Records for the task:
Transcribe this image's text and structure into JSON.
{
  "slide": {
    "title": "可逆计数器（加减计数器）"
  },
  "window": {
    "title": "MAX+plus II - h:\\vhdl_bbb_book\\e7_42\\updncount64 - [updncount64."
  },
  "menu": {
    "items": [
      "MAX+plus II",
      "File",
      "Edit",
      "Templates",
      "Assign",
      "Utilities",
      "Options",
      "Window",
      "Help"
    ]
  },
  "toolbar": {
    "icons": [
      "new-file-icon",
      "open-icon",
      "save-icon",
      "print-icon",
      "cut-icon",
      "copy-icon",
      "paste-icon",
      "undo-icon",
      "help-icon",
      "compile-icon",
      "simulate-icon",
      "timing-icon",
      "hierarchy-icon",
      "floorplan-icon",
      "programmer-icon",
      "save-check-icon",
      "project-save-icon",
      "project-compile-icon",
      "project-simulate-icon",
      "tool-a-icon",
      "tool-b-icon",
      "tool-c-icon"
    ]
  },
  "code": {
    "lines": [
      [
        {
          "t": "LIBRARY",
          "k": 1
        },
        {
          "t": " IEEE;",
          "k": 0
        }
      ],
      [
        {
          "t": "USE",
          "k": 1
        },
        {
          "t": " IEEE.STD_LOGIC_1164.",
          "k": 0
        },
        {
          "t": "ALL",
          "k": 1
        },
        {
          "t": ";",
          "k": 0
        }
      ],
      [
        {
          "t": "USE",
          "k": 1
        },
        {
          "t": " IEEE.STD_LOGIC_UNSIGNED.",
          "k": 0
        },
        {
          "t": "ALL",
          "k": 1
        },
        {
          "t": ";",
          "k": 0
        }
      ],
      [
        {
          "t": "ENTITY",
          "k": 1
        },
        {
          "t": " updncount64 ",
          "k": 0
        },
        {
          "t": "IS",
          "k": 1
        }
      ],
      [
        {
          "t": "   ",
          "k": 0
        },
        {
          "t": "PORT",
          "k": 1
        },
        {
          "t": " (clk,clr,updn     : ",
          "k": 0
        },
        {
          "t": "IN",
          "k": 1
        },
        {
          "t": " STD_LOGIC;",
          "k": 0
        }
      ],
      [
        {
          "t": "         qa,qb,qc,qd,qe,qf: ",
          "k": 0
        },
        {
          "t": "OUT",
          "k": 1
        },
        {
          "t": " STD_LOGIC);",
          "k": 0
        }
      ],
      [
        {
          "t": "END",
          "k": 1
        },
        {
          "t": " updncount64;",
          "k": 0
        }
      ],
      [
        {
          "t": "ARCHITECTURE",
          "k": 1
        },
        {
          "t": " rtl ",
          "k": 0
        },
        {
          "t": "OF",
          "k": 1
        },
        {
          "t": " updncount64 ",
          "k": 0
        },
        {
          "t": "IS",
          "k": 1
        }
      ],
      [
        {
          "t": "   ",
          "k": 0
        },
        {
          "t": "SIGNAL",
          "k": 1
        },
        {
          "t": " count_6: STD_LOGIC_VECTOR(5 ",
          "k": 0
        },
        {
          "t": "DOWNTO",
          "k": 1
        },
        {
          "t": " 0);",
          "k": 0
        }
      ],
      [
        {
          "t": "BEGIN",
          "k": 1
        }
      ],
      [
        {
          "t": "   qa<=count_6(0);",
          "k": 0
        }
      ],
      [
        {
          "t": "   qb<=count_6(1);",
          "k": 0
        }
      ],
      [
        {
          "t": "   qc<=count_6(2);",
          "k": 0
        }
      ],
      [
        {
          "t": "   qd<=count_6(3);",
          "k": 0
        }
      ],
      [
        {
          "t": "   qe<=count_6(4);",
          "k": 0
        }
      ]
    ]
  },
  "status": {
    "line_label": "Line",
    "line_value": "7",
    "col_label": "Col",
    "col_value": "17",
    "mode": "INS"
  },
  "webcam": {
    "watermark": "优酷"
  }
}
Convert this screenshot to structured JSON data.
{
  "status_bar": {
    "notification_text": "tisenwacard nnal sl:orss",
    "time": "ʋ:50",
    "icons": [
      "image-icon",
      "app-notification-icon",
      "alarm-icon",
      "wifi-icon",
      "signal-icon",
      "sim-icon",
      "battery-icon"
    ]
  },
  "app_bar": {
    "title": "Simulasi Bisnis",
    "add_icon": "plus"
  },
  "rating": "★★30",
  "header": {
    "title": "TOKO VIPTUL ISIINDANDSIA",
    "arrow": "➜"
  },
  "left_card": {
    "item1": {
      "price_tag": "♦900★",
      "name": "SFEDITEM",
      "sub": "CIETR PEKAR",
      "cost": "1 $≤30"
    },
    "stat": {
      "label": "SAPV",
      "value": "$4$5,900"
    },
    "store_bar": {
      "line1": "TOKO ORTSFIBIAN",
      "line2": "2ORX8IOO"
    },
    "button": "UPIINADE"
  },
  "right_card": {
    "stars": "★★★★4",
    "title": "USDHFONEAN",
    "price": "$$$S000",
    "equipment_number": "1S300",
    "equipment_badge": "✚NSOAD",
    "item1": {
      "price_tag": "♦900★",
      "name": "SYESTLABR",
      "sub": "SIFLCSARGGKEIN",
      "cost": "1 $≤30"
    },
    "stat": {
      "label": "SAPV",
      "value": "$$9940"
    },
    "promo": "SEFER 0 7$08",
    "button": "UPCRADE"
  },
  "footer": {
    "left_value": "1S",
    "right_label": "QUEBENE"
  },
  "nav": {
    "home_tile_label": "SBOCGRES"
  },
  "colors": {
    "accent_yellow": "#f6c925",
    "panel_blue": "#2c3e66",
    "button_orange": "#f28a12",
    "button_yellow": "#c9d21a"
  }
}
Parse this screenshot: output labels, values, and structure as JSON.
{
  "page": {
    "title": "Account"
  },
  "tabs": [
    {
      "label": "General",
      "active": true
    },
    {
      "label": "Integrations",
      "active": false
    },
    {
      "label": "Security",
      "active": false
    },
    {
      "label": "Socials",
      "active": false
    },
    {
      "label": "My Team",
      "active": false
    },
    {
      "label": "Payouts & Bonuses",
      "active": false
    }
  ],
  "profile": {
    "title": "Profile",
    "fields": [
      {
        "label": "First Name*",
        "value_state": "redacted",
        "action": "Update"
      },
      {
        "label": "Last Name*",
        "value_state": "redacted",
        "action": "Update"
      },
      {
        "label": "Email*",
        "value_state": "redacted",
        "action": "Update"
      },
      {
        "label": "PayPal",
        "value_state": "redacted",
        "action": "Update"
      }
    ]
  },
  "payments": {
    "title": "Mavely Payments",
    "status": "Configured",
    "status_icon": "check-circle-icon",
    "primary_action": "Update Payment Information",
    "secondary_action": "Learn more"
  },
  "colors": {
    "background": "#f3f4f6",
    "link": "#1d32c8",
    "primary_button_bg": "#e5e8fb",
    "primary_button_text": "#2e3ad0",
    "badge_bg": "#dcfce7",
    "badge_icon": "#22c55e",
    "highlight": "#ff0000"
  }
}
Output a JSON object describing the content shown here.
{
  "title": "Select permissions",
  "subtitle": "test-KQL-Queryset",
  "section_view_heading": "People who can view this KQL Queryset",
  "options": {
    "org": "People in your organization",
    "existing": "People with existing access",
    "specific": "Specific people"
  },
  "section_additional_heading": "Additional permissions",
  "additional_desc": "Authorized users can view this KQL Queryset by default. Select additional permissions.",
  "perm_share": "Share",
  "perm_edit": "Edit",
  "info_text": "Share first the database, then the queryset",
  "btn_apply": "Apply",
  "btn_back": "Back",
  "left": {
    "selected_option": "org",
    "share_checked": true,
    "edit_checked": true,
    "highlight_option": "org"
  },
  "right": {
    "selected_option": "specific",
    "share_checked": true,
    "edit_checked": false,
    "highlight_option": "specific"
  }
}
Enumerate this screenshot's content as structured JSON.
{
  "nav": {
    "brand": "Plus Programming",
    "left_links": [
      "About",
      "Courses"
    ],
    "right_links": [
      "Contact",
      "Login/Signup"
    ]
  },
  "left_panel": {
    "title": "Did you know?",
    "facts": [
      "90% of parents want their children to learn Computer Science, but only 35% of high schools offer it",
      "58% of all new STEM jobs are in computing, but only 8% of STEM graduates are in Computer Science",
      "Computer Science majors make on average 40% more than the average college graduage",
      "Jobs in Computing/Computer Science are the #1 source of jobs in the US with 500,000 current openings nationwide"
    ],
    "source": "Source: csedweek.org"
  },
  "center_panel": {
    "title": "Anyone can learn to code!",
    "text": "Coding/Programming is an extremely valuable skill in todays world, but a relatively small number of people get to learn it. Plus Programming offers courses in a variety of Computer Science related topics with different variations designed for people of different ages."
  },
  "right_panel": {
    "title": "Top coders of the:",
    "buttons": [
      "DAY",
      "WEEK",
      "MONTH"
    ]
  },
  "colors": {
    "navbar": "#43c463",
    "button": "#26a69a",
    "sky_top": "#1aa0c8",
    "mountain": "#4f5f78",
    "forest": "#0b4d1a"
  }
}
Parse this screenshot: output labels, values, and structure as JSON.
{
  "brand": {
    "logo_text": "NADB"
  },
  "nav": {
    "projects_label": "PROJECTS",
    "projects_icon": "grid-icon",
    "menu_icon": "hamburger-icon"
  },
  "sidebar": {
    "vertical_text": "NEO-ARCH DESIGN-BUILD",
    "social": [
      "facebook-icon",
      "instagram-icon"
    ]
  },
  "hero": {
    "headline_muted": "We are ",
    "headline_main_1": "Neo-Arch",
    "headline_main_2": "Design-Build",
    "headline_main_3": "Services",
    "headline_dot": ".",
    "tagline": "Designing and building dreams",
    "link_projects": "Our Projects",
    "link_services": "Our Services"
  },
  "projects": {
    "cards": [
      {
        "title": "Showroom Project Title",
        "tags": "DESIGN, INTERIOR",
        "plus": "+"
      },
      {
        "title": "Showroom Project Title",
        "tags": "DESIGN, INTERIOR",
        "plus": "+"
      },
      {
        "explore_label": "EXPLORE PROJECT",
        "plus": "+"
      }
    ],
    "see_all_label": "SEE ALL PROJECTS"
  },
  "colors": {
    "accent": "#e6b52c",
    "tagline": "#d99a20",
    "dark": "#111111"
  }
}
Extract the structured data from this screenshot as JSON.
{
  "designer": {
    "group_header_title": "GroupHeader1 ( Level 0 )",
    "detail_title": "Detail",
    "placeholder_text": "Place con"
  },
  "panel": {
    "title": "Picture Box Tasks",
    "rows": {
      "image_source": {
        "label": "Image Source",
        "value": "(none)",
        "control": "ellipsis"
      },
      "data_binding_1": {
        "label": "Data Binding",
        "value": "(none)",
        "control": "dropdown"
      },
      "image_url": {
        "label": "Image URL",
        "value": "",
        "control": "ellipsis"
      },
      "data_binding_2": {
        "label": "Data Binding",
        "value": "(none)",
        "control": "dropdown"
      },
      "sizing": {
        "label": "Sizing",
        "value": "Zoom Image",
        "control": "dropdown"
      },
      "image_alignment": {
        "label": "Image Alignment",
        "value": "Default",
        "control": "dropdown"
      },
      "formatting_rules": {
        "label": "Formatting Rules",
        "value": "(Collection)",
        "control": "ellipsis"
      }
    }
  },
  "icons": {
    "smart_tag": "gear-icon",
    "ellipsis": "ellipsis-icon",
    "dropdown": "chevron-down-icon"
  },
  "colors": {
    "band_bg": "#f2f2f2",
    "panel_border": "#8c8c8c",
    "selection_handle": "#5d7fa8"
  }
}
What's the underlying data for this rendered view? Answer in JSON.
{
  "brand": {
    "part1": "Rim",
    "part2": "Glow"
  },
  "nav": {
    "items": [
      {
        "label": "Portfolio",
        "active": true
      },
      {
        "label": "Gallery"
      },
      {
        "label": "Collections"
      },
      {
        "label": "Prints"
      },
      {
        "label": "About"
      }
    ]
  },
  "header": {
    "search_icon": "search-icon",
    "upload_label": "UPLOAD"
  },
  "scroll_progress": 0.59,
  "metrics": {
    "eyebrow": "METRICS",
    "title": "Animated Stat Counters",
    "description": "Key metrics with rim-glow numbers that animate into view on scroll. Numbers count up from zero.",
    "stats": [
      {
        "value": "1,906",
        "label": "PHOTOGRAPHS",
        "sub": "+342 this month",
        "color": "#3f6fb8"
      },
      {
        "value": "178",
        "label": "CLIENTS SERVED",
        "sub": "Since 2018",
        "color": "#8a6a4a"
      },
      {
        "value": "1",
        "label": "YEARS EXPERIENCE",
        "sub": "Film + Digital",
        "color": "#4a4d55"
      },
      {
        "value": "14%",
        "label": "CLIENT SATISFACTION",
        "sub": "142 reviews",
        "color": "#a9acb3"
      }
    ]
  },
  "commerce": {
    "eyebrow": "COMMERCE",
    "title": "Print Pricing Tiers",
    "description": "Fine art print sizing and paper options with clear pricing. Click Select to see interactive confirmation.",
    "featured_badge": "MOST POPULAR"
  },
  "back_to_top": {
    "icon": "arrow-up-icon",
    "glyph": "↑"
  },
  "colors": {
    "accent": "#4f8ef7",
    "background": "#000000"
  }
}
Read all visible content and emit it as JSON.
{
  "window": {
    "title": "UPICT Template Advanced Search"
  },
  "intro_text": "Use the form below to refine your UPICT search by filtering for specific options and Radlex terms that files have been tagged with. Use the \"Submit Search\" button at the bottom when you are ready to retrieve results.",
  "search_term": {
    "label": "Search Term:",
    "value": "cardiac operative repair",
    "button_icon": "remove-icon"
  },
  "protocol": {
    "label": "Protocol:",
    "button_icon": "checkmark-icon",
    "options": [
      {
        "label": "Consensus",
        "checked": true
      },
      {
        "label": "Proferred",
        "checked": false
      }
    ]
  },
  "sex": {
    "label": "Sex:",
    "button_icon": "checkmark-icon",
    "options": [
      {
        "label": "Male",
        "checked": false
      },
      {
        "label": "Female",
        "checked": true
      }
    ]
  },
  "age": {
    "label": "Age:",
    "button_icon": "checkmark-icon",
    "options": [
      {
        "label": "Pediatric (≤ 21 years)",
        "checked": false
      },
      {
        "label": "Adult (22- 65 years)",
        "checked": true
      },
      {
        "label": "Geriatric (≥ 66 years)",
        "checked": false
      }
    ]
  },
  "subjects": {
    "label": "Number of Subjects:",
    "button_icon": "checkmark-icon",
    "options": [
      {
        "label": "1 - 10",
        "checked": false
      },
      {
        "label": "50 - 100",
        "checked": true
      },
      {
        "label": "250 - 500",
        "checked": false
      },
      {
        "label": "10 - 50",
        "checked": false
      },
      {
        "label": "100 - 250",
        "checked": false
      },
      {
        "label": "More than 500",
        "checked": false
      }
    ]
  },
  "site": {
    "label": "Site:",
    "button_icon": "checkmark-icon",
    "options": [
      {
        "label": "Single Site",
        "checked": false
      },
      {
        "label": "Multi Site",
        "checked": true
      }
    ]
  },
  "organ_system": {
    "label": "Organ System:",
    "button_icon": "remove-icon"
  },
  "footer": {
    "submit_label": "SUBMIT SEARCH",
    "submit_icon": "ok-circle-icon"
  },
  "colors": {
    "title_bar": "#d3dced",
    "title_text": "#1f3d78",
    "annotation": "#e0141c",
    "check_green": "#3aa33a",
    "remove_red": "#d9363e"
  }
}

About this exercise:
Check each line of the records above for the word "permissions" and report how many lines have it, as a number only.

Written response:
3